But is the Imposition of Ashes Biblical? Well, if Job, the king of Ninevah, Daniel, and Mordecai put ashes on their heads we’d have to say yes.

However a warning is in order, as any sense of false piety is strictly forbidden. Christ warns any who parade themselves as pious in Matthew 6:16;

“Moreover, when you fast, do not be like the hypocrites, with a sad countenance. For they disfigure their faces that they may appear to men to be fasting. Assuredly, I say to you, they have their reward."

So, tonight, I’ll have a cross of ash put on my forehead and quietly go home and thank God for declaring me righteous, not on the account of anything that I’ve done, but on the account of Christ.

Sunday, February 03, 2008

New Mormon President Holds Press Conference

The Salt Lake Tribute
Article Last Updated: 02/04/2008 11:52:00 AM MST

Tradition won the day and Thomas Monson, a 44-year veteran of the Mormon hierarchy, became the faith's new president and prophet. The Church of Jesus Christ of Latter-day Saints led by the Quorum of Twelve elected Monson unanimously as expected.

Mormons believe that leaders of their church ascend the hierarchy in a process guided by God. The man (and it's only men because of the patriarchal nature of the religion), whom God permits to serve and survive the longest, becomes the Mormon "prophet, seer and revelator" when the group's president passes. As this is a long standing tradition for the denomination, the transition for one of the fastest growing churches in the world was expected to be a smooth one.

But controversy may be inevitable as rumors swirl around the leadership. In the past few days the church officials have been trying to quell rumors about the infiltration of outsiders into the inner circles of the hierarchy. Last week it was leaked that the Quorum of Twelve actually was comprised of fourteen members. When the two addition members were added and who they are remains a mystery.

Speaking on the condition of anonymity, a long time church member said that “the Quorum has been infiltrated by “toasters”.” What a “toaster” is remains unclear.

Immediately after assuming the office of Prophet, Thomas Monson held a press conference at Temple Square in Salt Lake City denying any irregularities by emphatically stating “I am not a cylon, and if I find out anyone of the Twelve is a cylon, they will be dealt with in the harshest manner allowed under our laws.” Questions by reporters regarding how a Quorum of Twelve could have fourteen members were ignored.

It is only speculation that a cylon is similar to a “toaster”. Largely a secretive group, the Latter Day Saints have many rituals hidden from those who have not been through a three step process which includes instruction at what is called a Ward, Stake, and finally, the Temple. Because of outsiders not being “brought to light”, proper understanding of rituals and the accompanying terminology has made dialogue with and reporting on Mormons difficult.
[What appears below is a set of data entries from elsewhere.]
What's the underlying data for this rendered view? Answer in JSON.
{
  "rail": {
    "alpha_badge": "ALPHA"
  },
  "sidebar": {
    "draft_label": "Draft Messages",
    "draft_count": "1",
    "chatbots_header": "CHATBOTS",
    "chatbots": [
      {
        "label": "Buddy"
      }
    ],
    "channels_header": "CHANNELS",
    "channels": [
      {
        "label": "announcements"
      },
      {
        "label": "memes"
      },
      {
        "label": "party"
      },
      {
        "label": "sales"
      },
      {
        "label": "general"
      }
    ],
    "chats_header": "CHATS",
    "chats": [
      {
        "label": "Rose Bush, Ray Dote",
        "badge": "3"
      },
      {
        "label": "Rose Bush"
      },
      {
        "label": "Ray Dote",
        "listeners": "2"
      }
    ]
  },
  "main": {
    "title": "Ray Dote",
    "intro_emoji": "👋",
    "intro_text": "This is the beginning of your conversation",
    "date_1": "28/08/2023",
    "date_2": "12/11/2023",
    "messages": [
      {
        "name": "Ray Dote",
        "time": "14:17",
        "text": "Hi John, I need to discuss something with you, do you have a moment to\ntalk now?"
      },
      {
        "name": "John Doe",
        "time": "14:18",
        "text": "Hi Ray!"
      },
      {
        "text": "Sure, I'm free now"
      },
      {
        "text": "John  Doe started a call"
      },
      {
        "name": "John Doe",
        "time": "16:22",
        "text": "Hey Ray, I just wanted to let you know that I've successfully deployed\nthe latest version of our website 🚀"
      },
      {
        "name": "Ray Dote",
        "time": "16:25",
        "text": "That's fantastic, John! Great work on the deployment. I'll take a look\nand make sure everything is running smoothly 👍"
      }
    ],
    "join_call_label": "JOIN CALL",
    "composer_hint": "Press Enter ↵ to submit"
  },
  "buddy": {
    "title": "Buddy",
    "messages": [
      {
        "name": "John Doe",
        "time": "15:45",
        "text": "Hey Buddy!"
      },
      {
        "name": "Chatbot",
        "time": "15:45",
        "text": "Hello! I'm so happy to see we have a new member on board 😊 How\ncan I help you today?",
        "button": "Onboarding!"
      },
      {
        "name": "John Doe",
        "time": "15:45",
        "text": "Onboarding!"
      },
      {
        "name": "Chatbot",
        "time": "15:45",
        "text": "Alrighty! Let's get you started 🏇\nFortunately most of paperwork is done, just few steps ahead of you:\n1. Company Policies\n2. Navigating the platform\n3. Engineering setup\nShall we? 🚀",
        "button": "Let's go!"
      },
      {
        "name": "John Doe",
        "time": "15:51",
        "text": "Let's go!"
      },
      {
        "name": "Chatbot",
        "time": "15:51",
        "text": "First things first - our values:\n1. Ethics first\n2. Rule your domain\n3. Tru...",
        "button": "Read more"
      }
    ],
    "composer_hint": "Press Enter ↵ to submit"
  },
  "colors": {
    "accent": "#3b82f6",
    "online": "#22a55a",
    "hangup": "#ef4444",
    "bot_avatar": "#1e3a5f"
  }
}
The “harshest manner” reference in Monson’s statement can only be assumed to be a shunning that excludes members from temple worship which is the pinnacle of the Mormon faith. Certain Christian denominations have a similar practice called excommunication although it is rarely practiced.